Wednesday, December 24, 2014
Rarities: Nintendo in Store Display from the early 1970s
Nintendo started out as a playing card maker and as late as the 1950s that was still its main line of business (somebody correct me if I am wrong about that). They made a variety of cards, including regular playing cards and Japanese style hanafuda cards. This display advertised both, with their landmark Napoleon cards featured on the top panel.
These things are literally museum pieces, one having been featured prominently in the Nintendo museum event held in Osaka back in 2007. That is about the only reference to them I could find online.
About 2 years ago one of these popped up on Yahoo Auctions and I joined in the bidding, which ended up going through the roof (I dropped out at about 10,000 yen, it went a bit higher than that but I can`t remember the total). So when I stumbled across this one a couple weeks ago with a starting bid of 1,000 yen I was the first bidder. I put in a max bid of 10,000 just to see what would happen.
And guess what? Well, obviously I won it but the best part was that I ended up being the only bidder this time so I got it for a bargain.
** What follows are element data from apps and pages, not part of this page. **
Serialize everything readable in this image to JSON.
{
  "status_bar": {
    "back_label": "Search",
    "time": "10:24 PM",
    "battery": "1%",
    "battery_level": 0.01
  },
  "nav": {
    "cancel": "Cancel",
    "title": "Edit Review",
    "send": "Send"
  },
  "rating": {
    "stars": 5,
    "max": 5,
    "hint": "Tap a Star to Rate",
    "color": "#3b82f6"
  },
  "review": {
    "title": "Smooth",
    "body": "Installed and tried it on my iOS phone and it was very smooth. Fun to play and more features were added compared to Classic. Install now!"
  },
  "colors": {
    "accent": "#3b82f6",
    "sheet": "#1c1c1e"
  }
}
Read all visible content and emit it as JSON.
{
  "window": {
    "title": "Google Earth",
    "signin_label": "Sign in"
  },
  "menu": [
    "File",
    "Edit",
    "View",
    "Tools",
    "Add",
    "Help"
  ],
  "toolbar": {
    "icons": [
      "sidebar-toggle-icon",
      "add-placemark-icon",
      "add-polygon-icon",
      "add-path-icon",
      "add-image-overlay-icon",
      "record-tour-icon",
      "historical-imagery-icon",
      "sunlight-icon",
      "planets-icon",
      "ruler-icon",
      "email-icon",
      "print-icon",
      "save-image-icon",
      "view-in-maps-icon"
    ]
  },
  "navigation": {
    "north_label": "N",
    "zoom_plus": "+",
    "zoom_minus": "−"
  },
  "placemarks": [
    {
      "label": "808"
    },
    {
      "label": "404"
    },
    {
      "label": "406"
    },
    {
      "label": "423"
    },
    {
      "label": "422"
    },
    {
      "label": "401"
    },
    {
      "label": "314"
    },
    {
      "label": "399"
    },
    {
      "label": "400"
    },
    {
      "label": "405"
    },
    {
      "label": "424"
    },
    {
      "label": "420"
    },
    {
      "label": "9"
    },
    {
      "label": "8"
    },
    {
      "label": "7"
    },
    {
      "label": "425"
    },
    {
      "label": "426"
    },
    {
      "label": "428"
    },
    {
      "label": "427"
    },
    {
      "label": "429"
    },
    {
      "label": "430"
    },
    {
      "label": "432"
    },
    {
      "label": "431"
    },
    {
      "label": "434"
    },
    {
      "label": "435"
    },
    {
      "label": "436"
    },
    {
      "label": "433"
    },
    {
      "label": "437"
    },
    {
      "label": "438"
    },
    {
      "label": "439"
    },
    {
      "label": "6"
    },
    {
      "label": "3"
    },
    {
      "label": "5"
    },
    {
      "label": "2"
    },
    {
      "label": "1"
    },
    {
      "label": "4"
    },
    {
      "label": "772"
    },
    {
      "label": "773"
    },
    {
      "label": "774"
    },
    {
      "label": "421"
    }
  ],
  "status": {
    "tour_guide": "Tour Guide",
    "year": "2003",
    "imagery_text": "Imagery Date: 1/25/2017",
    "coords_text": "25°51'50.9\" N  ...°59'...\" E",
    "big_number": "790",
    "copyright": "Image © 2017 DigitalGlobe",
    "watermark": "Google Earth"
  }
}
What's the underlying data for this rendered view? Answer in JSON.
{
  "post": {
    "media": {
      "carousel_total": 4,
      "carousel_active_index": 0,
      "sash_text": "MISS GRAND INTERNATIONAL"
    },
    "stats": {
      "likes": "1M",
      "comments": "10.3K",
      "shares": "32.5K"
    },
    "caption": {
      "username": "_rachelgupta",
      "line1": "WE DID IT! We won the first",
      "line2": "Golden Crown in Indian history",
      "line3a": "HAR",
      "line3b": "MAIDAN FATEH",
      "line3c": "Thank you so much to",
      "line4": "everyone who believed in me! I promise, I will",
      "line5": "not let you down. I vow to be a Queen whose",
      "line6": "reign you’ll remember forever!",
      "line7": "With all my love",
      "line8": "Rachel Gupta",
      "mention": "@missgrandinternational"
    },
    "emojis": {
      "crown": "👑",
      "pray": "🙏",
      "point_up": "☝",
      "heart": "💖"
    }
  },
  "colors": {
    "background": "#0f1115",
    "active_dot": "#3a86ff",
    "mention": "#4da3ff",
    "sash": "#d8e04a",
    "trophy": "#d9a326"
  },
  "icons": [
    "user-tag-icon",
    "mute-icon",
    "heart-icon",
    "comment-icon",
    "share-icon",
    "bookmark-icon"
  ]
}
The good thing about bidding on stuff which only shows up in auctions once every 2 years is that unless the auction gets well promoted the people who would bid it up might not even notice it is there, which I think is what happened this time.
The thing that I really love about this is that it makes for a great piece of easy to display interior decoration. These were designed to be hung from the ceiling as mobiles. Pardon the mess in the background of this photo, I will be finding a more suitable location to hang this in good time.
I am really getting into collecting vintage pre-Famicom stuff from Nintendo, partly inspired by Erik`s Before Mario blog, so I`m pretty happy to add this to my still modest collection.
EDIT: I originally thought this was from the 1950s owing to what the seller had been talking about. As Erik points out in the comments however it actually dates from the early 70s.